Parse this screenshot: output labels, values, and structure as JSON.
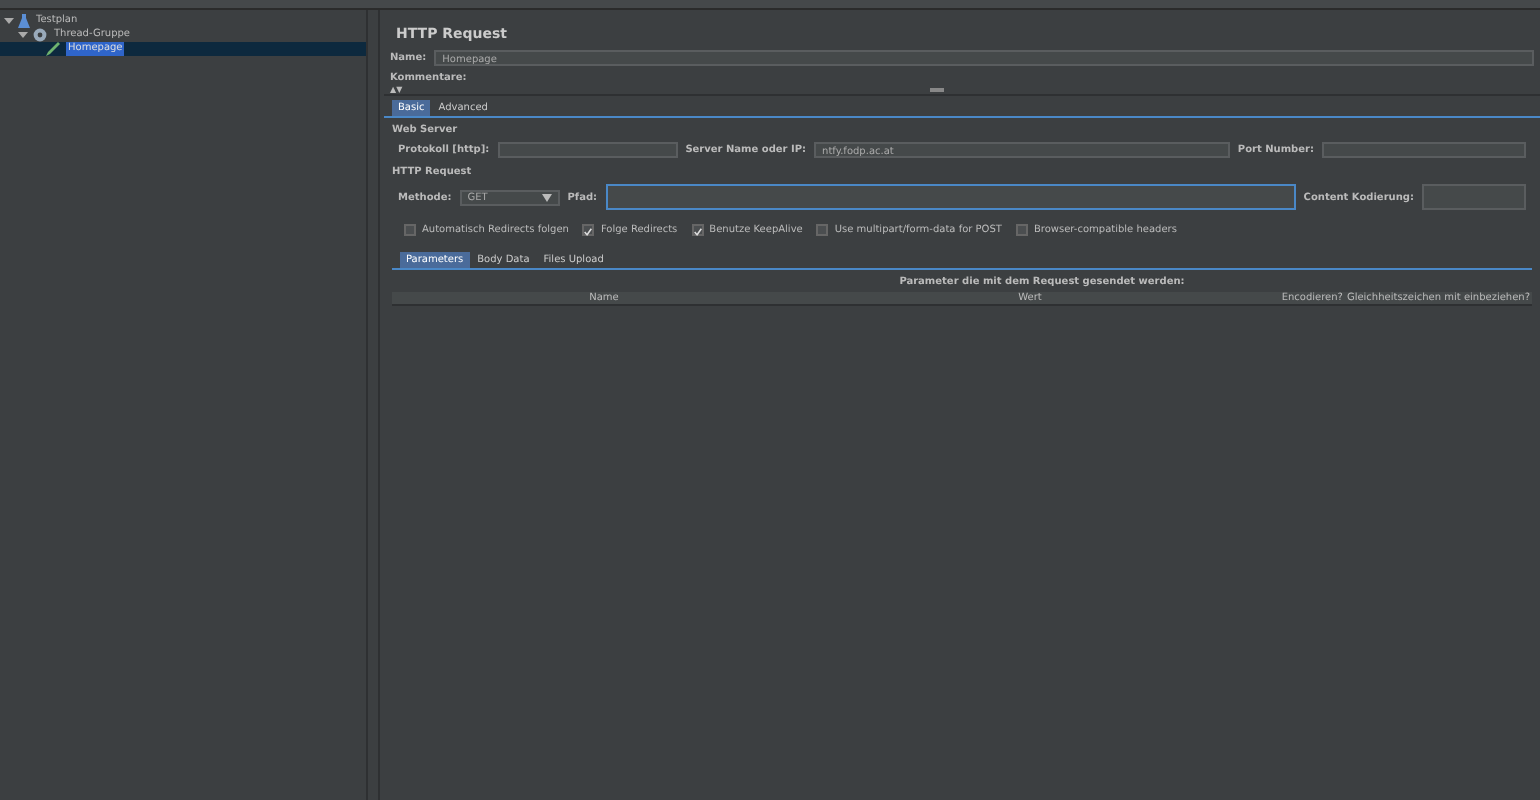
{
  "tree": [
    {
      "label": "Testplan",
      "expanded": true,
      "selected": false,
      "children": [
        {
          "label": "Thread-Gruppe",
          "expanded": true,
          "selected": false,
          "children": [
            {
              "label": "Homepage",
              "selected": true
            }
          ]
        }
      ]
    }
  ],
  "panel": {
    "title": "HTTP Request",
    "name": {
      "label": "Name:",
      "value": "Homepage"
    },
    "comments": {
      "label": "Kommentare:",
      "toggle": "▲▼"
    },
    "tabs": [
      {
        "label": "Basic",
        "selected": true
      },
      {
        "label": "Advanced",
        "selected": false
      }
    ],
    "web_server": {
      "heading": "Web Server",
      "protocol_label": "Protokoll [http]:",
      "server_label": "Server Name oder IP:",
      "server_value": "ntfy.fodp.ac.at",
      "port_label": "Port Number:"
    },
    "http_request": {
      "heading": "HTTP Request",
      "method_label": "Methode:",
      "method_value": "GET",
      "path_label": "Pfad:",
      "encoding_label": "Content Kodierung:"
    },
    "options": [
      {
        "label": "Automatisch Redirects folgen",
        "checked": false
      },
      {
        "label": "Folge Redirects",
        "checked": true
      },
      {
        "label": "Benutze KeepAlive",
        "checked": true
      },
      {
        "label": "Use multipart/form-data for POST",
        "checked": false
      },
      {
        "label": "Browser-compatible headers",
        "checked": false
      }
    ],
    "sub_tabs": [
      {
        "label": "Parameters",
        "selected": true
      },
      {
        "label": "Body Data",
        "selected": false
      },
      {
        "label": "Files Upload",
        "selected": false
      }
    ],
    "table": {
      "caption": "Parameter die mit dem Request gesendet werden:",
      "columns": [
        "Name",
        "Wert",
        "Encodieren?",
        "Gleichheitszeichen mit einbeziehen?"
      ]
    }
  }
}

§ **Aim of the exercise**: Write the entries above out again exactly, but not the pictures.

§ **Exercise solution**:
Parse this screenshot: output labels, values, and structure as JSON.
{
  "tree": [
    {
      "label": "Testplan",
      "expanded": true,
      "selected": false,
      "children": [
        {
          "label": "Thread-Gruppe",
          "expanded": true,
          "selected": false,
          "children": [
            {
              "label": "Homepage",
              "selected": true
            }
          ]
        }
      ]
    }
  ],
  "panel": {
    "title": "HTTP Request",
    "name": {
      "label": "Name:",
      "value": "Homepage"
    },
    "comments": {
      "label": "Kommentare:",
      "toggle": "▲▼"
    },
    "tabs": [
      {
        "label": "Basic",
        "selected": true
      },
      {
        "label": "Advanced",
        "selected": false
      }
    ],
    "web_server": {
      "heading": "Web Server",
      "protocol_label": "Protokoll [http]:",
      "server_label": "Server Name oder IP:",
      "server_value": "ntfy.fodp.ac.at",
      "port_label": "Port Number:"
    },
    "http_request": {
      "heading": "HTTP Request",
      "method_label": "Methode:",
      "method_value": "GET",
      "path_label": "Pfad:",
      "encoding_label": "Content Kodierung:"
    },
    "options": [
      {
        "label": "Automatisch Redirects folgen",
        "checked": false
      },
      {
        "label": "Folge Redirects",
        "checked": true
      },
      {
        "label": "Benutze KeepAlive",
        "checked": true
      },
      {
        "label": "Use multipart/form-data for POST",
        "checked": false
      },
      {
        "label": "Browser-compatible headers",
        "checked": false
      }
    ],
    "sub_tabs": [
      {
        "label": "Parameters",
        "selected": true
      },
      {
        "label": "Body Data",
        "selected": false
      },
      {
        "label": "Files Upload",
        "selected": false
      }
    ],
    "table": {
      "caption": "Parameter die mit dem Request gesendet werden:",
      "columns": [
        "Name",
        "Wert",
        "Encodieren?",
        "Gleichheitszeichen mit einbeziehen?"
      ]
    }
  }
}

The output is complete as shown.